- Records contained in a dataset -
↓↓↓
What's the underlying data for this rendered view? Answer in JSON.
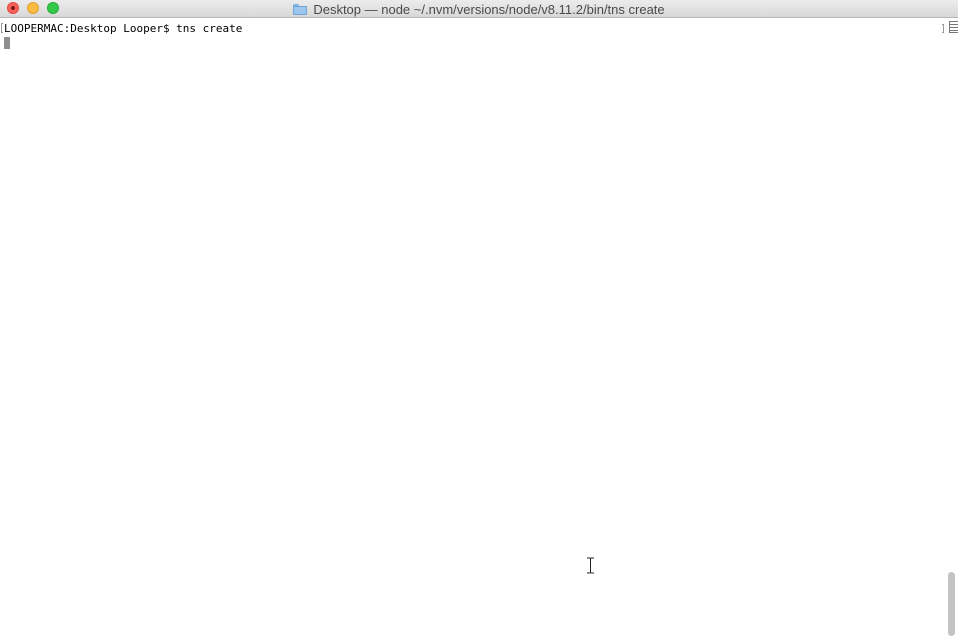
{
  "window": {
    "title": "Desktop — node ~/.nvm/versions/node/v8.11.2/bin/tns create"
  },
  "terminal": {
    "lines": [
      "LOOPERMAC:Desktop Looper$ tns create"
    ]
  },
  "icons": {
    "title_icon": "folder-icon",
    "pointer": "i-beam-cursor-icon"
  },
  "colors": {
    "close": "#fc605c",
    "minimize": "#fdbc40",
    "maximize": "#34c84a",
    "cursor_block": "#8e8e8e"
  }
}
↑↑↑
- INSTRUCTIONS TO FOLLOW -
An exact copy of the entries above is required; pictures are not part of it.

- OUTPUT OF THE EXERCISE -
What's the underlying data for this rendered view? Answer in JSON.
{
  "window": {
    "title": "Desktop — node ~/.nvm/versions/node/v8.11.2/bin/tns create"
  },
  "terminal": {
    "lines": [
      "LOOPERMAC:Desktop Looper$ tns create"
    ]
  },
  "icons": {
    "title_icon": "folder-icon",
    "pointer": "i-beam-cursor-icon"
  },
  "colors": {
    "close": "#fc605c",
    "minimize": "#fdbc40",
    "maximize": "#34c84a",
    "cursor_block": "#8e8e8e"
  }
}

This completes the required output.